Once you have all the appropriate permissions, you can move onto the next stage: negotiating the sale of the property. Once again, there are several strategies and tools to do this efficiently.
The next step in the process is to start building the new hospital. This may seem obvious, but it can be tricky. While there are many things that contribute to the opening of the new facility, revenue cycle play a significant role.
It’s important to remember that the timing of when you open your doors doesn’t just matter for patients- it matters for employees too. If people don’t have somewhere to go after work or if they feel like their workplace isn’t supportive, then how well will they perform?
In addition to these costs, losing momentum at this stage could hurt patient care because physicians won’t come here due to lack of availability or poor experiences. These issues not only affect individual doctors, but also impact the quality of healthcare provided.
Conversely, if staff has a place to meet after work and feel supported, they’ll likely give more effort and energy into the job. More energy means better outcomes for patients.
There are several ways to tackle RC issues. Some solutions are internal (within the health system) and some external (beyond the health system). Solutions include improving technology, changing staffing models, and investing in policy changes. All of these make sense as part of the overall mission to improve access to high-quality medical services and reduce cost.
The second key factor in determining how well your new hospital will succeed is choosing a revenue cycle strategy or business model. This involves deciding what services you will offer, which hospitals you will be like to refer patients to you, and how you will make money off these referrals.
The type of care you provide at your hospital can have an impact on the success of the facility. For example, some practices may not survive due to poor quality of care.
A bad reputation could scare away potential patients who need medical attention but do not want to go to a place with poor standards. It may also hurt your referral income as people no longer trust your colleagues’ advice about other hospitals and clinics.
A hospital’s revenue cycle includes all steps involved in getting money out of patients for their health care. This can include things like gathering medical records, scheduling appointments, answering questions about insurance coverage, etc.
The length of time it takes to get paid as a provider has gotten longer because hospitals must also deal with rising overhead costs — such as staff salaries, facility maintenance, technology purchases, and more.
These expenses grow faster than inflation due to increasing competition for resources like electricity, water, and advanced equipment. The cost of these resources goes up not just for individual providers, but for the whole system since most are used by many.
Marketing your practice to draw new payers is one way to mitigate this risk, but understanding how the health-care industry works comes down to knowing what types of practices are sustainable.

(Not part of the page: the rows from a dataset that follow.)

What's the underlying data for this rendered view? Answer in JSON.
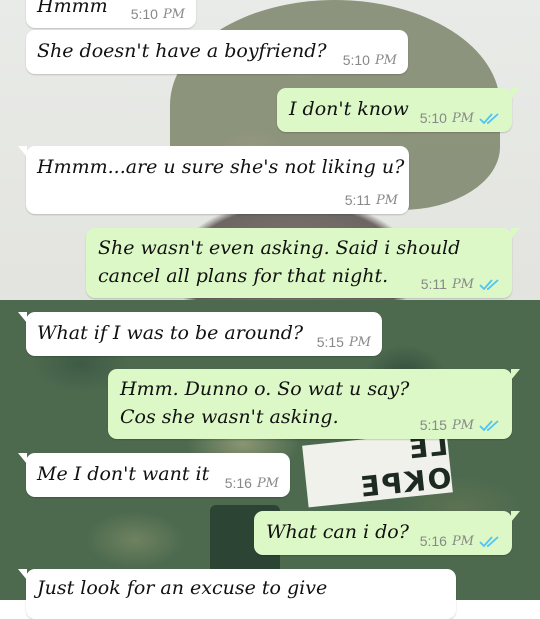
{
  "colors": {
    "incoming_bubble": "#ffffff",
    "outgoing_bubble": "#dcf8c6",
    "read_tick": "#4fc3f7",
    "time_text": "#888888"
  },
  "wallpaper": {
    "name_tag_text": "LE OKPE"
  },
  "messages": [
    {
      "direction": "in",
      "text": "Hmmm",
      "time": "5:10",
      "ampm": "PM"
    },
    {
      "direction": "in",
      "text": "She doesn't have a boyfriend?",
      "time": "5:10",
      "ampm": "PM"
    },
    {
      "direction": "out",
      "text": "I don't know",
      "time": "5:10",
      "ampm": "PM",
      "status": "read"
    },
    {
      "direction": "in",
      "text": "Hmmm...are u sure she's not liking u?",
      "time": "5:11",
      "ampm": "PM"
    },
    {
      "direction": "out",
      "lines": [
        "She wasn't even asking. Said i should",
        "cancel all plans for that night."
      ],
      "time": "5:11",
      "ampm": "PM",
      "status": "read"
    },
    {
      "direction": "in",
      "text": "What if I was to be around?",
      "time": "5:15",
      "ampm": "PM"
    },
    {
      "direction": "out",
      "lines": [
        "Hmm. Dunno o. So wat u say?",
        "Cos she wasn't asking."
      ],
      "time": "5:15",
      "ampm": "PM",
      "status": "read"
    },
    {
      "direction": "in",
      "text": "Me I don't want it",
      "time": "5:16",
      "ampm": "PM"
    },
    {
      "direction": "out",
      "text": "What can i do?",
      "time": "5:16",
      "ampm": "PM",
      "status": "read"
    },
    {
      "direction": "in",
      "text": "Just look for an excuse to give",
      "time": "",
      "ampm": ""
    }
  ]
}
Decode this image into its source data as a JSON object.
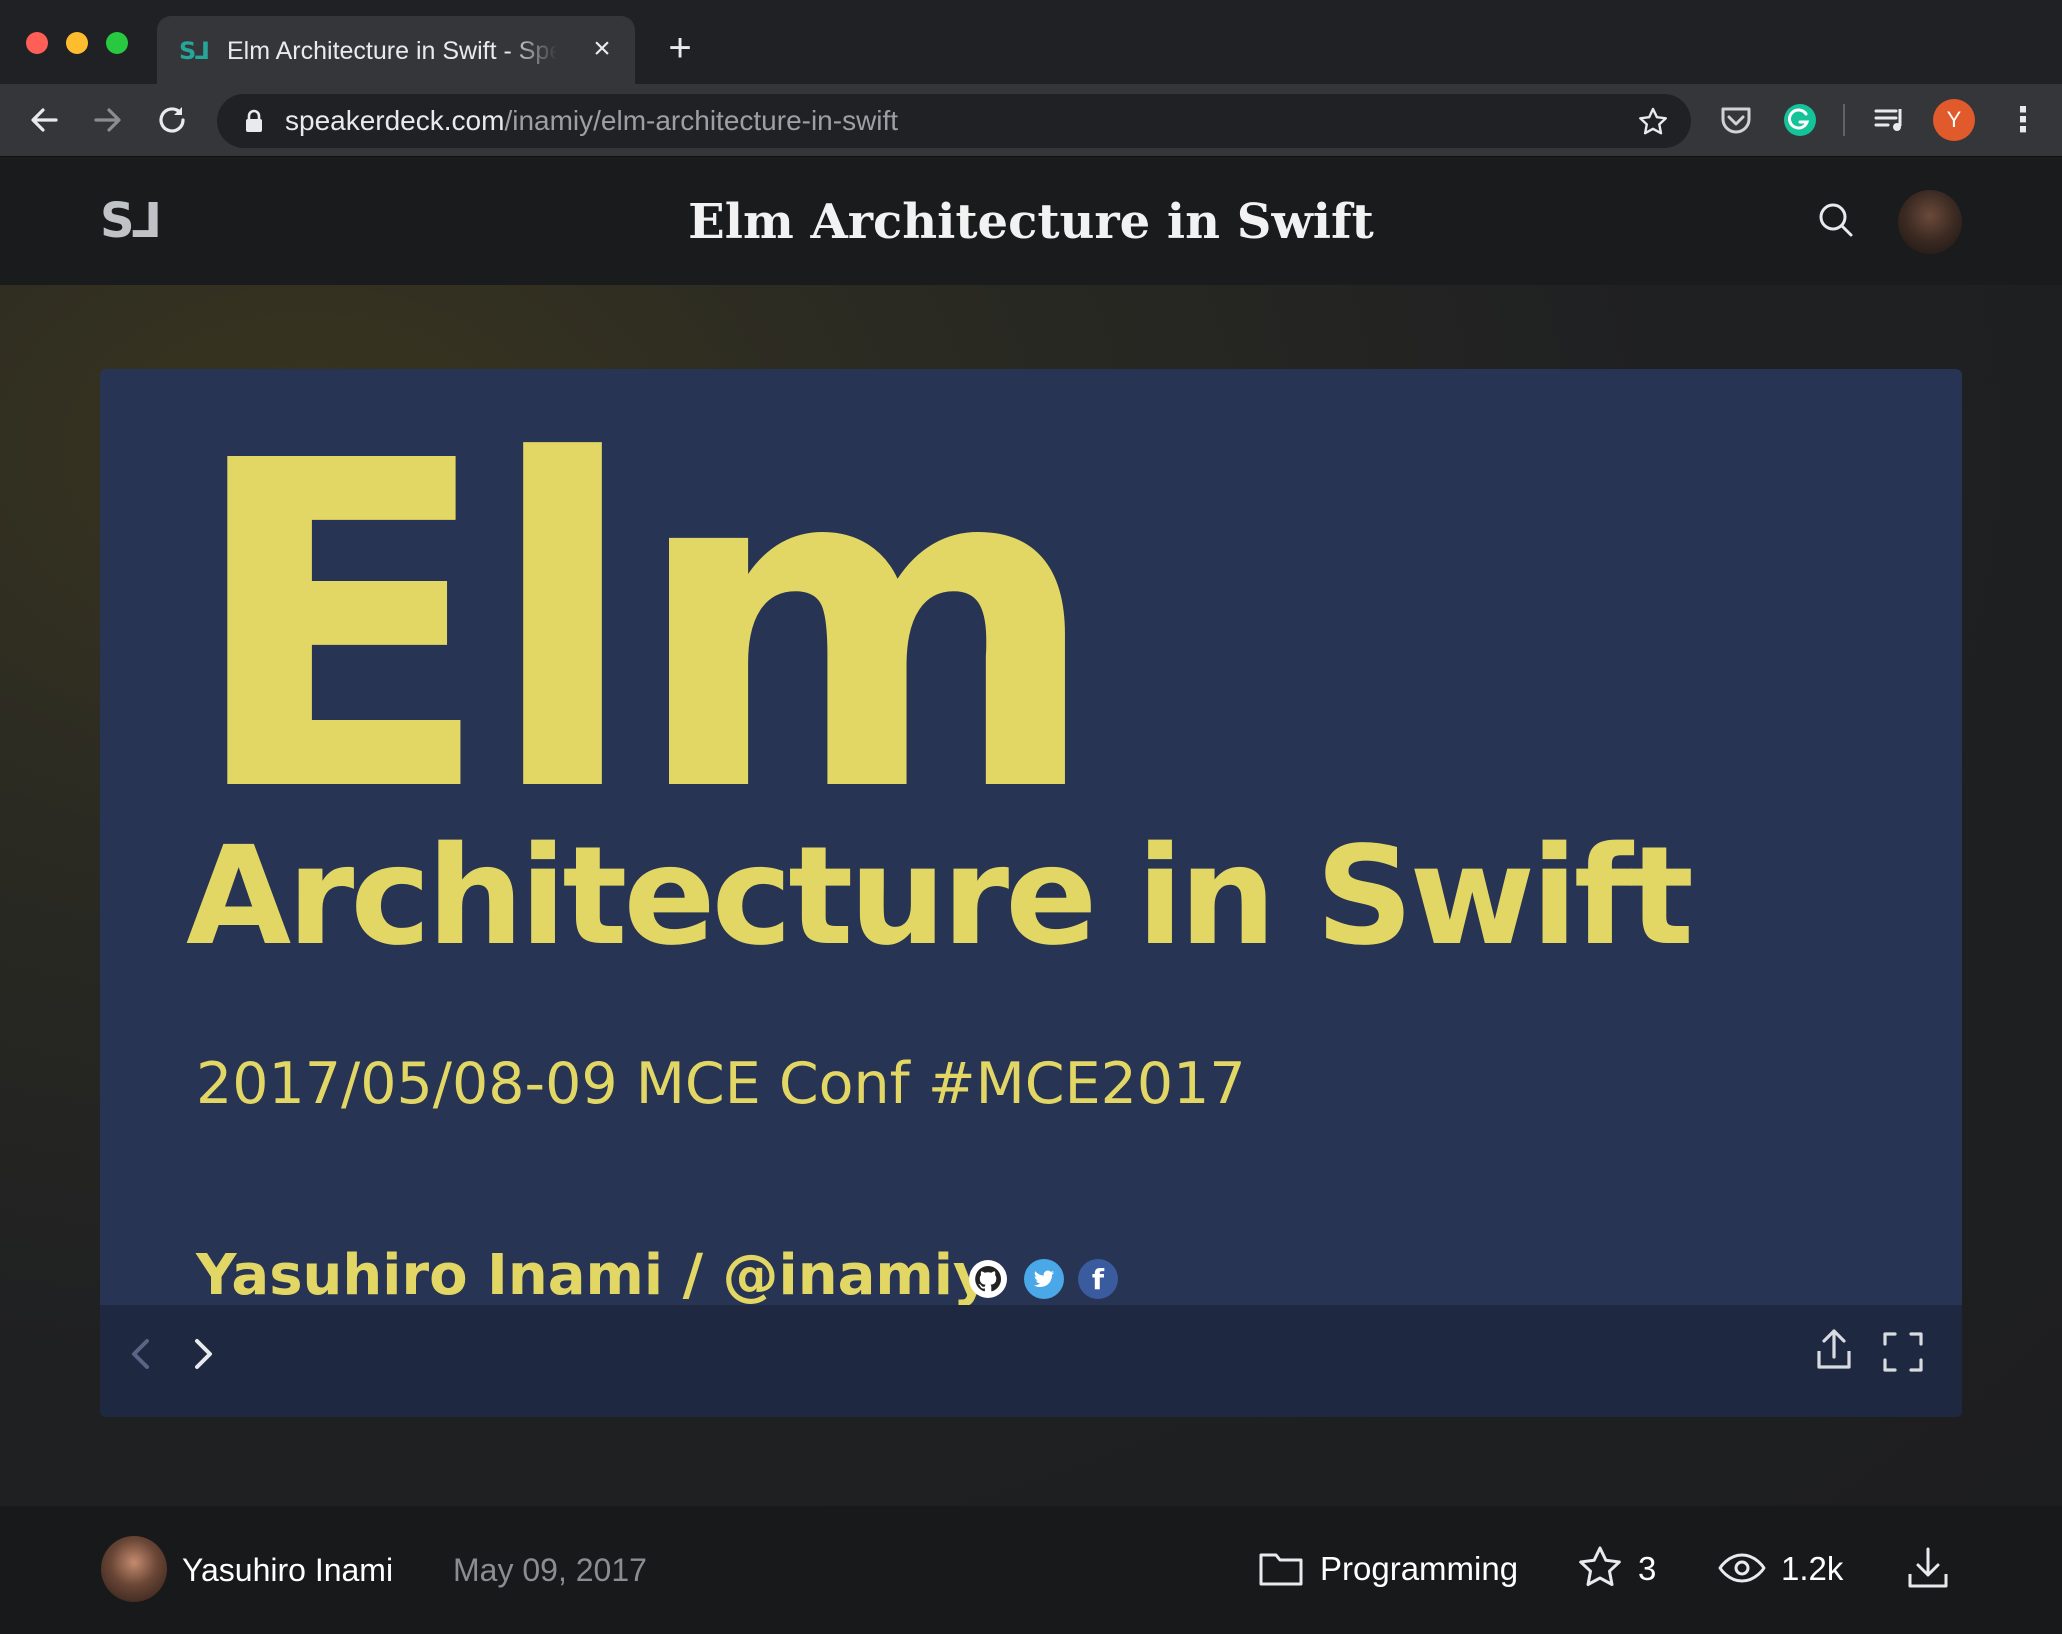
{
  "browser": {
    "tab": {
      "favicon": "S⅃",
      "title": "Elm Architecture in Swift - Speaker Deck",
      "close_glyph": "×"
    },
    "new_tab_glyph": "+",
    "address": {
      "host": "speakerdeck.com",
      "path": "/inamiy/elm-architecture-in-swift"
    },
    "profile_initial": "Y",
    "menu_glyph": "⋮",
    "icons": [
      "back-icon",
      "forward-icon",
      "reload-icon",
      "lock-icon",
      "star-icon",
      "pocket-icon",
      "grammarly-icon",
      "reading-list-icon",
      "menu-icon"
    ]
  },
  "site": {
    "logo": "S⅃",
    "title": "Elm Architecture in Swift"
  },
  "slide": {
    "title_big": "Elm",
    "subtitle": "Architecture in Swift",
    "conference": "2017/05/08-09 MCE Conf #MCE2017",
    "author": "Yasuhiro Inami / @inamiy",
    "facebook_glyph": "f",
    "colors": {
      "background": "#283453",
      "text": "#e2d764"
    }
  },
  "footer": {
    "author_name": "Yasuhiro Inami",
    "date": "May 09, 2017",
    "category": "Programming",
    "stars": "3",
    "views": "1.2k"
  }
}
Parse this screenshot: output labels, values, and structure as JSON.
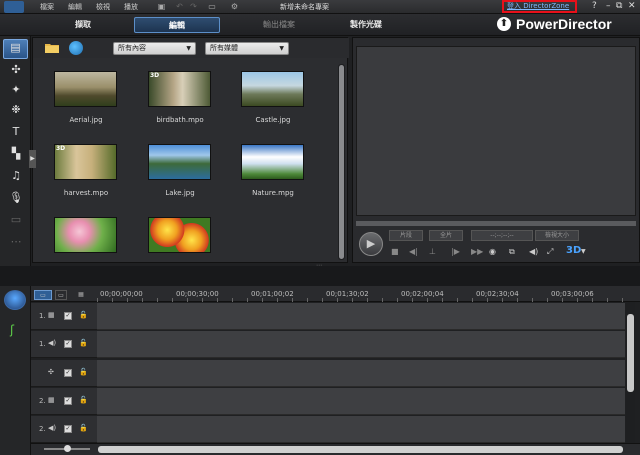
{
  "titlebar": {
    "menus": [
      "檔案",
      "編輯",
      "檢視",
      "播放"
    ],
    "window_title": "新增未命名專案",
    "login_link": "登入 DirectorZone",
    "help": "?"
  },
  "modes": {
    "capture": "擷取",
    "edit": "編輯",
    "produce": "輸出檔案",
    "disc": "製作光碟"
  },
  "brand": "PowerDirector",
  "library": {
    "filter_content": "所有內容",
    "filter_media": "所有媒體",
    "items": [
      {
        "label": "Aerial.jpg",
        "badge": ""
      },
      {
        "label": "birdbath.mpo",
        "badge": "3D"
      },
      {
        "label": "Castle.jpg",
        "badge": ""
      },
      {
        "label": "harvest.mpo",
        "badge": "3D"
      },
      {
        "label": "Lake.jpg",
        "badge": ""
      },
      {
        "label": "Nature.mpg",
        "badge": ""
      },
      {
        "label": "",
        "badge": ""
      },
      {
        "label": "",
        "badge": ""
      }
    ]
  },
  "preview": {
    "clip_btn": "片段",
    "movie_btn": "全片",
    "timecode": "--;--;--;--",
    "size": "檢視大小",
    "d3": "3D"
  },
  "timeline": {
    "ruler": [
      "00;00;00;00",
      "00;00;30;00",
      "00;01;00;02",
      "00;01;30;02",
      "00;02;00;04",
      "00;02;30;04",
      "00;03;00;06"
    ],
    "tracks": [
      {
        "num": "1.",
        "type": "video"
      },
      {
        "num": "1.",
        "type": "audio"
      },
      {
        "num": "",
        "type": "fx"
      },
      {
        "num": "2.",
        "type": "video"
      },
      {
        "num": "2.",
        "type": "audio"
      }
    ]
  }
}
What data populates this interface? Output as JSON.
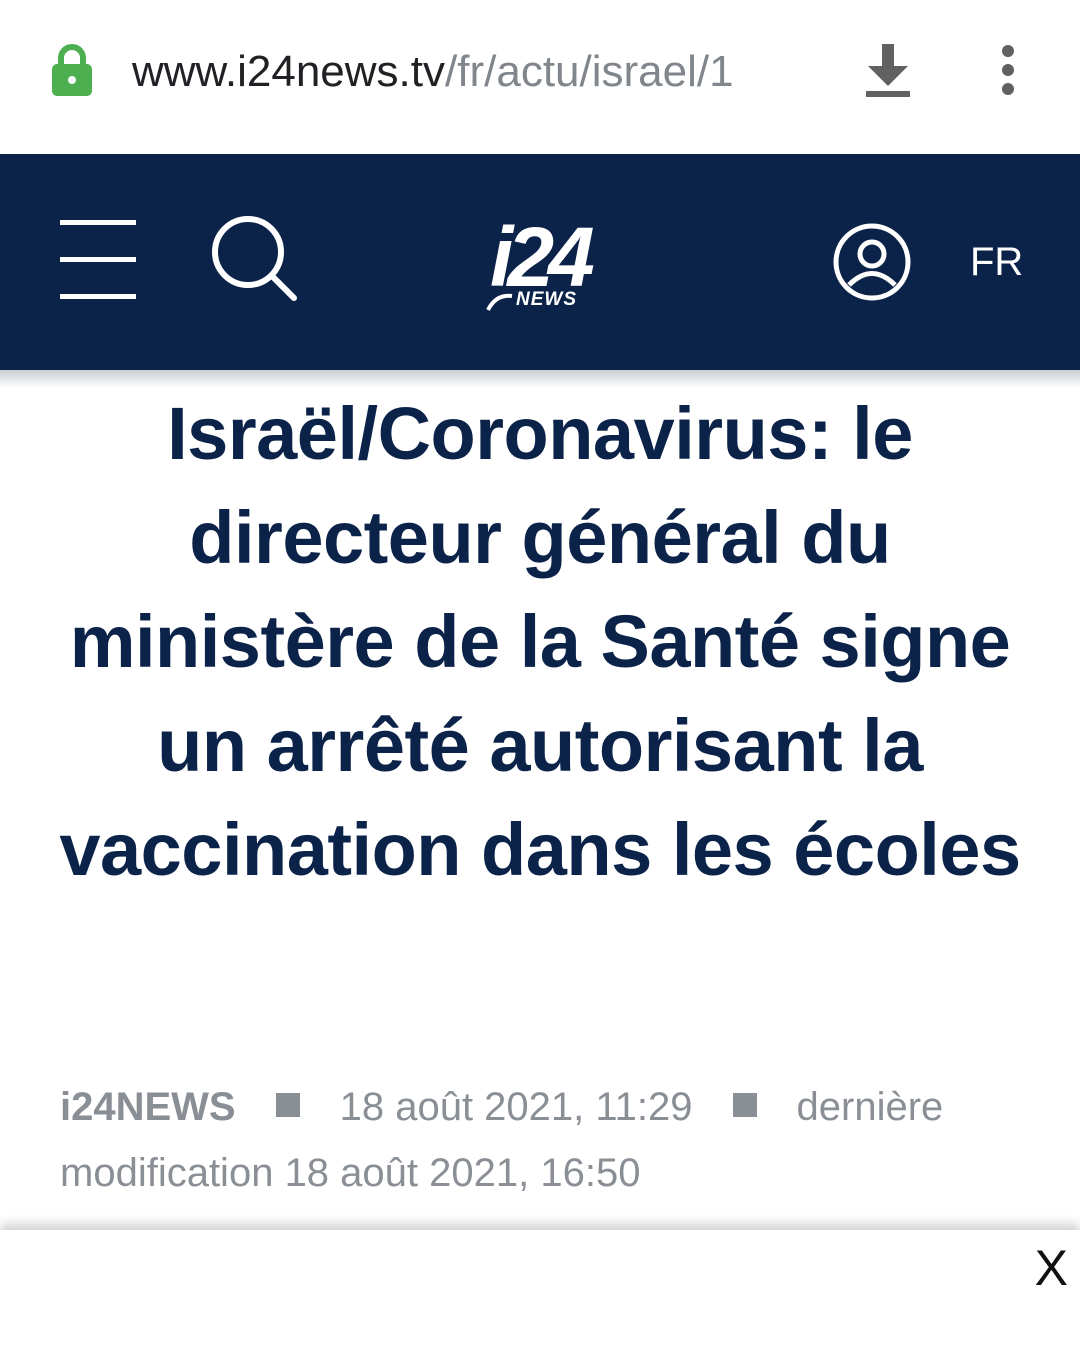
{
  "browser": {
    "url_host": "www.i24news.tv",
    "url_path": "/fr/actu/israel/1",
    "lock_color": "#4caf50"
  },
  "header": {
    "logo_main": "i24",
    "logo_sub": "NEWS",
    "language": "FR",
    "background_color": "#0c2349"
  },
  "article": {
    "title": "Israël/Coronavirus: le directeur général du ministère de la Santé signe un arrêté autorisant la vaccination dans les écoles",
    "source": "i24NEWS",
    "published": "18 août 2021, 11:29",
    "updated_label": "dernière modification",
    "updated": "18 août 2021, 16:50"
  },
  "banner": {
    "close_label": "X"
  }
}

Some strategies may be financially rewarding short term, but will cause you to burn out and give up if you aren’t able to shift the balance back in your favor eventually.
Since launching the new hospital, there have been many more successful revenue cycles than before. The number of appointments has steadily increased, along with the amount of money collected each time through the process.
The most recent success comes from our most recent launch — the outpatient surgery center! This is an important part of the health care system that does not involve inpatient stays.
Many hospitals offer this type of visit now, but it was very rare two years ago. Now they are the standard, which is great to see!
This clinic will be open for visits three days per week, every week, indefinitely. There is no need to close patients due to lack of access to healthcare as long as they do not require an overnight stay at the hospital.